Coronary artery disease severity and aortic stenosis: clinical outcomes according to SYNTAX score in patients undergoing transcatheter aortic valve implantation.
Stefanini GG., Stortecky S., Cao D., Rat-Wirtzler J., O'Sullivan CJ., Gloekler S., Buellesfeld L., Khattab AA., Nietlispach F., Pilgrim T., Huber C., Carrel T., Meier B., Jüni P., Wenaweser P., Windecker S.

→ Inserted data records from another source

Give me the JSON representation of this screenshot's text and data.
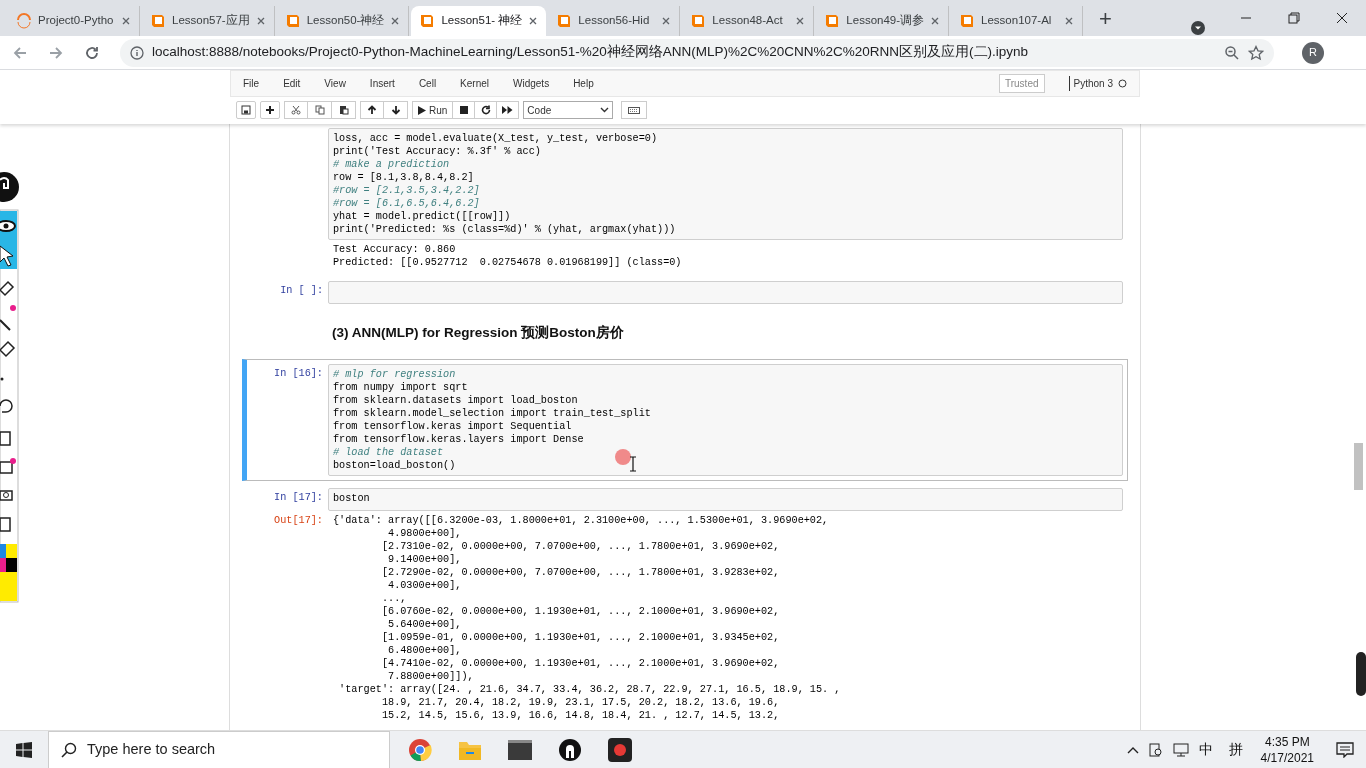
{
  "browser": {
    "tabs": [
      {
        "label": "Project0-Pytho",
        "kind": "jupyter",
        "selected": false
      },
      {
        "label": "Lesson57-应用",
        "kind": "notebook",
        "selected": false
      },
      {
        "label": "Lesson50-神经",
        "kind": "notebook",
        "selected": false
      },
      {
        "label": "Lesson51- 神经",
        "kind": "notebook",
        "selected": true
      },
      {
        "label": "Lesson56-Hid",
        "kind": "notebook",
        "selected": false
      },
      {
        "label": "Lesson48-Act",
        "kind": "notebook",
        "selected": false
      },
      {
        "label": "Lesson49-调参",
        "kind": "notebook",
        "selected": false
      },
      {
        "label": "Lesson107-Al",
        "kind": "notebook",
        "selected": false
      }
    ],
    "new_tab": "+",
    "url": "localhost:8888/notebooks/Project0-Python-MachineLearning/Lesson51-%20神经网络ANN(MLP)%2C%20CNN%2C%20RNN区别及应用(二).ipynb",
    "profile": "R"
  },
  "menu": [
    "File",
    "Edit",
    "View",
    "Insert",
    "Cell",
    "Kernel",
    "Widgets",
    "Help"
  ],
  "trusted": "Trusted",
  "kernel": "Python 3",
  "toolbar": {
    "run": "Run",
    "cell_type": "Code"
  },
  "cells": [
    {
      "kind": "code",
      "selected": false,
      "lines": [
        {
          "kind": "code",
          "text": "loss, acc = model.evaluate(X_test, y_test, verbose=0)"
        },
        {
          "kind": "code",
          "text": "print('Test Accuracy: %.3f' % acc)"
        },
        {
          "kind": "comment",
          "text": "# make a prediction"
        },
        {
          "kind": "code",
          "text": "row = [8.1,3.8,8.4,8.2]"
        },
        {
          "kind": "comment",
          "text": "#row = [2.1,3.5,3.4,2.2]"
        },
        {
          "kind": "comment",
          "text": "#row = [6.1,6.5,6.4,6.2]"
        },
        {
          "kind": "code",
          "text": "yhat = model.predict([[row]])"
        },
        {
          "kind": "code",
          "text": "print('Predicted: %s (class=%d)' % (yhat, argmax(yhat)))"
        }
      ],
      "output": {
        "lines": [
          "Test Accuracy: 0.860",
          "Predicted: [[0.9527712  0.02754678 0.01968199]] (class=0)"
        ]
      }
    },
    {
      "kind": "code",
      "prompt": "In [ ]:",
      "selected": false
    },
    {
      "kind": "markdown",
      "heading": "(3) ANN(MLP) for Regression 预测Boston房价"
    },
    {
      "kind": "code",
      "prompt": "In [16]:",
      "selected": true,
      "lines": [
        {
          "kind": "comment",
          "text": "# mlp for regression"
        },
        {
          "kind": "code",
          "text": "from numpy import sqrt"
        },
        {
          "kind": "code",
          "text": "from sklearn.datasets import load_boston"
        },
        {
          "kind": "code",
          "text": "from sklearn.model_selection import train_test_split"
        },
        {
          "kind": "code",
          "text": "from tensorflow.keras import Sequential"
        },
        {
          "kind": "code",
          "text": "from tensorflow.keras.layers import Dense"
        },
        {
          "kind": "comment",
          "text": "# load the dataset"
        },
        {
          "kind": "code",
          "text": "boston=load_boston()"
        }
      ]
    },
    {
      "kind": "code",
      "prompt": "In [17]:",
      "selected": false,
      "lines": [
        {
          "kind": "code",
          "text": "boston"
        }
      ],
      "output": {
        "prompt": "Out[17]:",
        "lines": [
          "{'data': array([[6.3200e-03, 1.8000e+01, 2.3100e+00, ..., 1.5300e+01, 3.9690e+02,",
          "         4.9800e+00],",
          "        [2.7310e-02, 0.0000e+00, 7.0700e+00, ..., 1.7800e+01, 3.9690e+02,",
          "         9.1400e+00],",
          "        [2.7290e-02, 0.0000e+00, 7.0700e+00, ..., 1.7800e+01, 3.9283e+02,",
          "         4.0300e+00],",
          "        ...,",
          "        [6.0760e-02, 0.0000e+00, 1.1930e+01, ..., 2.1000e+01, 3.9690e+02,",
          "         5.6400e+00],",
          "        [1.0959e-01, 0.0000e+00, 1.1930e+01, ..., 2.1000e+01, 3.9345e+02,",
          "         6.4800e+00],",
          "        [4.7410e-02, 0.0000e+00, 1.1930e+01, ..., 2.1000e+01, 3.9690e+02,",
          "         7.8800e+00]]),",
          " 'target': array([24. , 21.6, 34.7, 33.4, 36.2, 28.7, 22.9, 27.1, 16.5, 18.9, 15. ,",
          "        18.9, 21.7, 20.4, 18.2, 19.9, 23.1, 17.5, 20.2, 18.2, 13.6, 19.6,",
          "        15.2, 14.5, 15.6, 13.9, 16.6, 14.8, 18.4, 21. , 12.7, 14.5, 13.2,"
        ]
      }
    }
  ],
  "taskbar": {
    "search_placeholder": "Type here to search",
    "ime": "中",
    "ime_mode": "拼",
    "time": "4:35 PM",
    "date": "4/17/2021"
  }
}
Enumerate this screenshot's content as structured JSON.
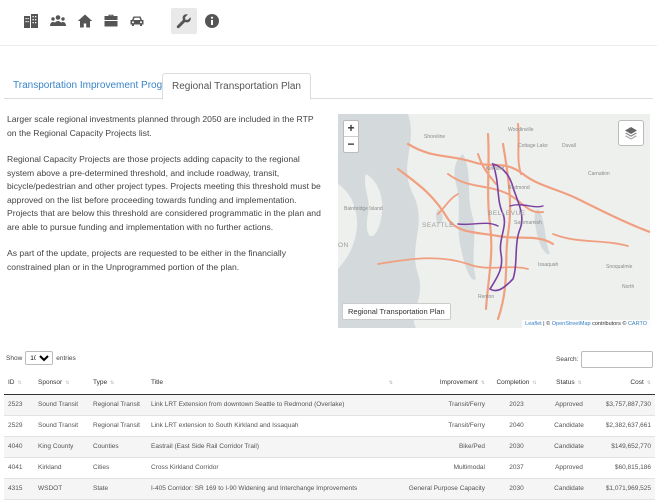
{
  "toolbar": {
    "icons": [
      "building-icon",
      "people-icon",
      "home-icon",
      "briefcase-icon",
      "car-icon",
      "wrench-icon",
      "info-icon"
    ],
    "active_icon": "wrench-icon"
  },
  "tabs": [
    {
      "label": "Transportation Improvement Program",
      "active": false
    },
    {
      "label": "Regional Transportation Plan",
      "active": true
    }
  ],
  "description": [
    "Larger scale regional investments planned through 2050 are included in the RTP on the Regional Capacity Projects list.",
    "Regional Capacity Projects are those projects adding capacity to the regional system above a pre-determined threshold, and include roadway, transit, bicycle/pedestrian and other project types. Projects meeting this threshold must be approved on the list before proceeding towards funding and implementation. Projects that are below this threshold are considered programmatic in the plan and are able to pursue funding and implementation with no further actions.",
    "As part of the update, projects are requested to be either in the financially constrained plan or in the Unprogrammed portion of the plan."
  ],
  "map": {
    "zoom_in": "+",
    "zoom_out": "−",
    "layer_label": "Regional Transportation Plan",
    "attribution_leaflet": "Leaflet",
    "attribution_sep": " | © ",
    "attribution_osm": "OpenStreetMap",
    "attribution_rest": " contributors © ",
    "attribution_carto": "CARTO",
    "places": {
      "shoreline": "Shoreline",
      "woodinville": "Woodinville",
      "cottage_lake": "Cottage Lake",
      "duvall": "Duvall",
      "kirkland": "Kirkland",
      "redmond": "Redmond",
      "carnation": "Carnation",
      "bainbridge": "Bainbridge Island",
      "seattle": "SEATTLE",
      "bellevue": "BELLEVUE",
      "sammamish": "Sammamish",
      "on": "ON",
      "issaquah": "Issaquah",
      "snoqualmie": "Snoqualmie",
      "north": "North",
      "renton": "Renton"
    },
    "colors": {
      "water": "#d4dadc",
      "land": "#eef0ee",
      "rtp_line": "#f0a080",
      "highlight": "#7b3fa0"
    }
  },
  "table_controls": {
    "show_label": "Show",
    "entries_value": "10",
    "entries_label": "entries",
    "search_label": "Search:",
    "search_value": ""
  },
  "table": {
    "headers": [
      "ID",
      "Sponsor",
      "Type",
      "Title",
      "Improvement",
      "Completion",
      "Status",
      "Cost"
    ],
    "rows": [
      [
        "2523",
        "Sound Transit",
        "Regional Transit",
        "Link LRT Extension from downtown Seattle to Redmond (Overlake)",
        "Transit/Ferry",
        "2023",
        "Approved",
        "$3,757,887,730"
      ],
      [
        "2529",
        "Sound Transit",
        "Regional Transit",
        "Link LRT extension to South Kirkland and Issaquah",
        "Transit/Ferry",
        "2040",
        "Candidate",
        "$2,382,637,661"
      ],
      [
        "4040",
        "King County",
        "Counties",
        "Eastrail (East Side Rail Corridor Trail)",
        "Bike/Ped",
        "2030",
        "Candidate",
        "$149,652,770"
      ],
      [
        "4041",
        "Kirkland",
        "Cities",
        "Cross Kirkland Corridor",
        "Multimodal",
        "2037",
        "Approved",
        "$60,815,186"
      ],
      [
        "4315",
        "WSDOT",
        "State",
        "I-405 Corridor: SR 169 to I-90 Widening and Interchange Improvements",
        "General Purpose Capacity",
        "2030",
        "Candidate",
        "$1,071,969,525"
      ]
    ]
  }
}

AIM: The aim of this study was to evaluate whether coronary artery disease (CAD) severity exerts a gradient of risk in patients with aortic stenosis (AS) undergoing transcatheter aortic valve implantation (TAVI). METHODS AND RESULTS: A total of 445 patients with severe AS undergoing TAVI were included into a prospective registry between 2007 and 2012. The preoperative SYNTAX score (SS) was determined from baseline coronary angiograms. In case of revascularization prior to TAVI, residual SS (rSS) was also determined. Clinical outcomes were compared between patients without CAD (n = 158), patients with low SS (0-22, n = 207), and patients with high SS (SS > 22, n = 80). The pre-specified primary endpoint was the composite of cardiovascular death, stroke, or myocardial infarction (MI). At 1 year, CAD severity was associated with higher rates of the primary endpoint (no CAD: 12.5%, low SS: 16.1%, high SS: 29.6%; P = 0.016). This was driven by differences in cardiovascular mortality (no CAD: 8.6%, low SS: 13.6%, high SS: 20.4%; P = 0.029), whereas the risk of stroke (no CAD: 5.1%, low SS: 3.3%, high SS: 6.7%; P = 0.79) and MI (no CAD: 1.5%, low SS: 1.1%, high SS: 4.0%; P = 0.54) was similar across the three groups. Patients with high SS received less complete revascularization as indicated by a higher rSS (21.2 ± 12.0 vs. 4.0 ± 4.4, P < 0.001) compared with patients with low SS. High rSS tertile (> 14) was associated with higher rates of the primary endpoint at 1 year (no CAD:12.5%, low rSS: 16.5%, high rSS: 26.3%, P = 0.043). CONCLUSIONS: Severity of CAD appears to be associated with impaired clinical outcomes at 1 year after TAVI. Patients with SS > 22 receive less complete revascularization and have a higher risk of cardiovascular death, stroke, or MI than patients without CAD or low SS.